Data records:
= = = = =

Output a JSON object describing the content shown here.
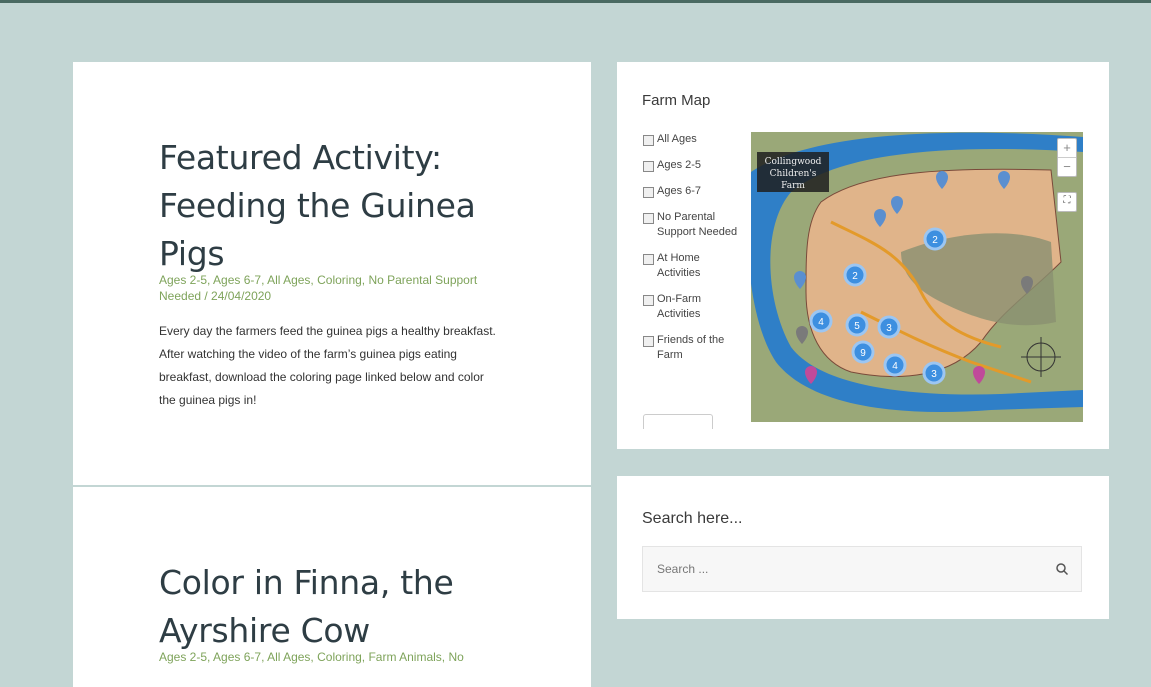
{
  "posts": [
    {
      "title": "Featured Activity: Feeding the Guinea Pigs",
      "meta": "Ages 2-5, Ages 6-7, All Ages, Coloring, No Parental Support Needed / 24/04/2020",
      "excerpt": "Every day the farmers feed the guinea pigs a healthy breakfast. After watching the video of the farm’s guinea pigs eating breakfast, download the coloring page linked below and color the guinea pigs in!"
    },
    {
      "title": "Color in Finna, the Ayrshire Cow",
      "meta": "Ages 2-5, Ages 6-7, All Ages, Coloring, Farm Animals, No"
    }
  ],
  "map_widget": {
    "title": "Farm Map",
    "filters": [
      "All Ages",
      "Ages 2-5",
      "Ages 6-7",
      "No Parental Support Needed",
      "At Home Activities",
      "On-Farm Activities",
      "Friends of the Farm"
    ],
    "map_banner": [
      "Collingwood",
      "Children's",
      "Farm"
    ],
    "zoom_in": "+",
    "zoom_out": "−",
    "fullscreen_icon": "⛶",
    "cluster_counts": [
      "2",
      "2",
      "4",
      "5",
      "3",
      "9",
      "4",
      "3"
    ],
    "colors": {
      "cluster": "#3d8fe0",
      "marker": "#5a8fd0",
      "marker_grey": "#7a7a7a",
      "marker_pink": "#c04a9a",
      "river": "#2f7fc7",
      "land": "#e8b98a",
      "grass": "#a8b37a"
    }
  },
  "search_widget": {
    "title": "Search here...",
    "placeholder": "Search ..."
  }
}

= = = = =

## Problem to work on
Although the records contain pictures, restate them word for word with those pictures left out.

## Reply to the task
Output a JSON object describing the content shown here.
{
  "posts": [
    {
      "title": "Featured Activity: Feeding the Guinea Pigs",
      "meta": "Ages 2-5, Ages 6-7, All Ages, Coloring, No Parental Support Needed / 24/04/2020",
      "excerpt": "Every day the farmers feed the guinea pigs a healthy breakfast. After watching the video of the farm’s guinea pigs eating breakfast, download the coloring page linked below and color the guinea pigs in!"
    },
    {
      "title": "Color in Finna, the Ayrshire Cow",
      "meta": "Ages 2-5, Ages 6-7, All Ages, Coloring, Farm Animals, No"
    }
  ],
  "map_widget": {
    "title": "Farm Map",
    "filters": [
      "All Ages",
      "Ages 2-5",
      "Ages 6-7",
      "No Parental Support Needed",
      "At Home Activities",
      "On-Farm Activities",
      "Friends of the Farm"
    ],
    "map_banner": [
      "Collingwood",
      "Children's",
      "Farm"
    ],
    "zoom_in": "+",
    "zoom_out": "−",
    "fullscreen_icon": "⛶",
    "cluster_counts": [
      "2",
      "2",
      "4",
      "5",
      "3",
      "9",
      "4",
      "3"
    ],
    "colors": {
      "cluster": "#3d8fe0",
      "marker": "#5a8fd0",
      "marker_grey": "#7a7a7a",
      "marker_pink": "#c04a9a",
      "river": "#2f7fc7",
      "land": "#e8b98a",
      "grass": "#a8b37a"
    }
  },
  "search_widget": {
    "title": "Search here...",
    "placeholder": "Search ..."
  }
}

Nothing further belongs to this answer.